The third fact is the conversion of the church persecutor; Paul. This fact is very convincing because Paul had absolutely nothing to gain and everything to lose. His quick turnaround from persecutor of the church to its greatest promoter and defender is a convincing factor.
Fourthly is the conversion of the skeptic James, Jesus’ half-brother. Lincona makes a point that is very hard to argue, “What would it take to convince you that your brother is the Lord? Really the only thing that could account for that would be what’s reported in the early creed: that the crucified Jesus appeared alive to James.” For the Biblical writers to include this story is further proof for authenticity. There is a tool scholar’s use called the criteria of embarrassment. Why would they want to invent a potential embarrassing story that Jesus could not convince his own family members to follow him? The answer is that they wouldn’t have.

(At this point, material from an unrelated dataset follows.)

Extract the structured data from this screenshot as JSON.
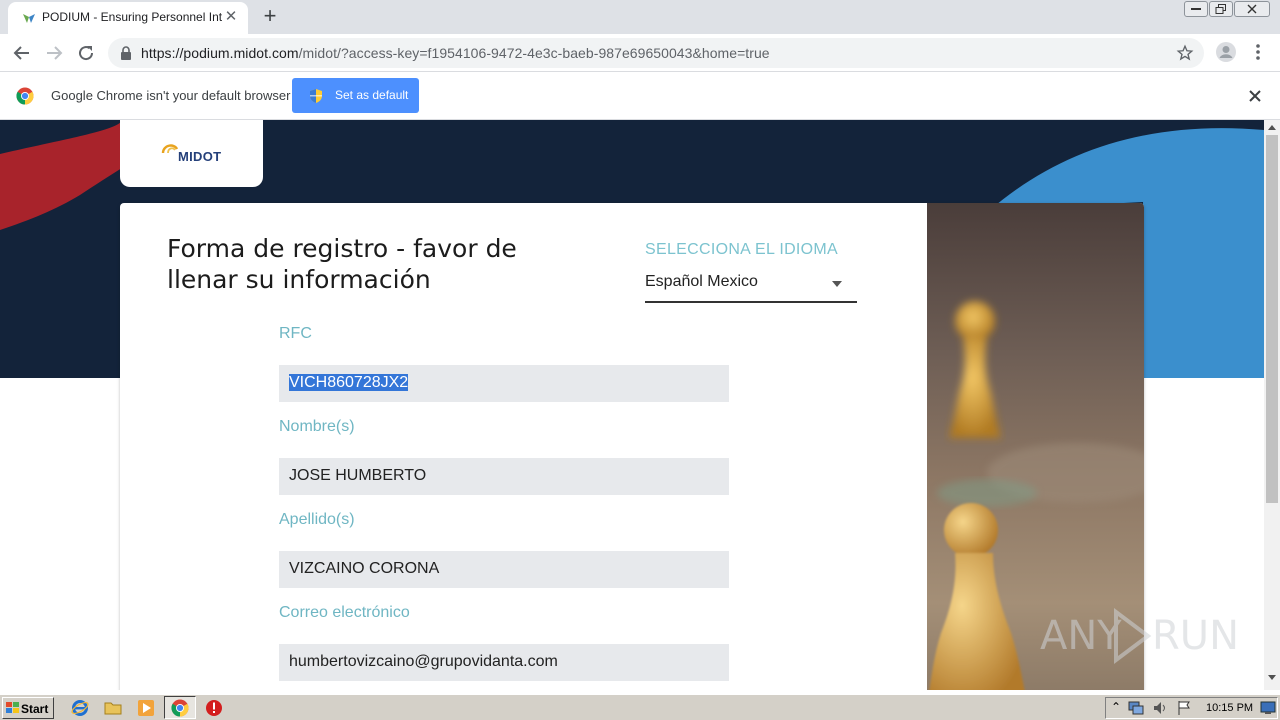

And the fifth and final minimal fact, Jesus’ tomb was empty. This fact, that Marcus Borg says is irrelevant, is believed by 75 percent of all Biblical scholars. That is a very high number. It is believed the reason the tomb was empty, was because Jesus physically rose from the dead, versus his body being stolen and hidden. It would be absurd to believe the disciples would steal his body, hide it, and then be repeatedly tortured and eventually die, for what they knew was a lie. Again, this last fact fits into the criteria of embarrassment. Lincona says, “My point is this: if you were going to concoct a story in an effort to fool others, you would never in that day have hurt your own credibility by saying that women discovered the empty tomb. It would be extremely unlikely that the Gospel writers would invent testimony like this, because they wouldn’t get any mileage out of it. In fact, it could hurt them. If they had felt the freedom to simply make things up, surely they’d claim that men — maybe Peter or John or even Joseph of Arimathea — were the first to find the tomb empty.”
Borg says, "Independently of their historical factuality, the stories of the canonical Jesus can function in our lives as powerfully true metaphorical narratives, shaping Christian vision and identity. It is not an either-or choice; both the pre-Easter and post-Easter Jesus matter" To see Jesus as independent of historical factuality, strips him of everything the Orthodox Church has believed about him for the past two thousand years. A Jesus who was a mere man, and who is just a spiritual force is not worth dying or living for. Borg has created in his own mind a cool Jesus who demands nothing from us and accomplished nothing for us. Borg in writing what he writes is careless and dangerous. The true seekers who read The Meaning of Jesus will find themselves confused and disillusioned on who the real Jesus is. Noted novelist and former atheist Anne Rice stated “skepticism does not equal scholarship”
My conclusion is two-fold. First, we can know the Synoptic Gospels are reliable, historical documents, based on the reliability of oral communities and how they are legitimate ways to preserve and communicate accurate history. First century Christians valued eyewitness testimony and would not be easily inclined to fabricate details about Jesus. The criteria of embarrassment is a strong tool to evaluate documents as being authentic. Applying textual criticism will expose many variants, but there are legitimate explanations for them and no foundational beliefs are in jeopardy.
And secondly, the empty tomb matters to Christianity. The evidence is strong that Jesus died and resurrected physically. The lives of the disciples, the Apostle Paul and James argue that they saw the physical Jesus and not just an apparition. When we read the Gospels we are reading about the historical Jesus who was alive then and lives now.